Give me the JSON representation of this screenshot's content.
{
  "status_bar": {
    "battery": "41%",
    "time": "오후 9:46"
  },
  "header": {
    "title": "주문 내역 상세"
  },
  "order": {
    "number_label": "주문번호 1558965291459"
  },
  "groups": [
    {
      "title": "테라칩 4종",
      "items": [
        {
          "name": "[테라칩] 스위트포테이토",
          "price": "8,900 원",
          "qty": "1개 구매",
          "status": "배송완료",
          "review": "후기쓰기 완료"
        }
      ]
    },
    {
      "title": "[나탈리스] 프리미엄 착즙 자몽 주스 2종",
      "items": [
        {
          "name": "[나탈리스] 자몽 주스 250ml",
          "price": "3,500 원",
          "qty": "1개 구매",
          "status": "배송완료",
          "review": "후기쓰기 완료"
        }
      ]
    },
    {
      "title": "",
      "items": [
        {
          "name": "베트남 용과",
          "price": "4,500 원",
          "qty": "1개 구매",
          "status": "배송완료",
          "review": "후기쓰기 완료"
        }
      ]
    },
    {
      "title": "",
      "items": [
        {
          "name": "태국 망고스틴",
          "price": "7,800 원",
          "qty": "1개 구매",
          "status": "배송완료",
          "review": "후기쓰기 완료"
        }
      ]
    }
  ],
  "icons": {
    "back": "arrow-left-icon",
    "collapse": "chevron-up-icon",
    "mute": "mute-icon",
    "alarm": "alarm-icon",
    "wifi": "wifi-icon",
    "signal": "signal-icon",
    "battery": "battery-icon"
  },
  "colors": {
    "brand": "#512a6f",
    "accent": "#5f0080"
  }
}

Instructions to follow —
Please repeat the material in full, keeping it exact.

Solution for this exercise —
Give me the JSON representation of this screenshot's content.
{
  "status_bar": {
    "battery": "41%",
    "time": "오후 9:46"
  },
  "header": {
    "title": "주문 내역 상세"
  },
  "order": {
    "number_label": "주문번호 1558965291459"
  },
  "groups": [
    {
      "title": "테라칩 4종",
      "items": [
        {
          "name": "[테라칩] 스위트포테이토",
          "price": "8,900 원",
          "qty": "1개 구매",
          "status": "배송완료",
          "review": "후기쓰기 완료"
        }
      ]
    },
    {
      "title": "[나탈리스] 프리미엄 착즙 자몽 주스 2종",
      "items": [
        {
          "name": "[나탈리스] 자몽 주스 250ml",
          "price": "3,500 원",
          "qty": "1개 구매",
          "status": "배송완료",
          "review": "후기쓰기 완료"
        }
      ]
    },
    {
      "title": "",
      "items": [
        {
          "name": "베트남 용과",
          "price": "4,500 원",
          "qty": "1개 구매",
          "status": "배송완료",
          "review": "후기쓰기 완료"
        }
      ]
    },
    {
      "title": "",
      "items": [
        {
          "name": "태국 망고스틴",
          "price": "7,800 원",
          "qty": "1개 구매",
          "status": "배송완료",
          "review": "후기쓰기 완료"
        }
      ]
    }
  ],
  "icons": {
    "back": "arrow-left-icon",
    "collapse": "chevron-up-icon",
    "mute": "mute-icon",
    "alarm": "alarm-icon",
    "wifi": "wifi-icon",
    "signal": "signal-icon",
    "battery": "battery-icon"
  },
  "colors": {
    "brand": "#512a6f",
    "accent": "#5f0080"
  }
}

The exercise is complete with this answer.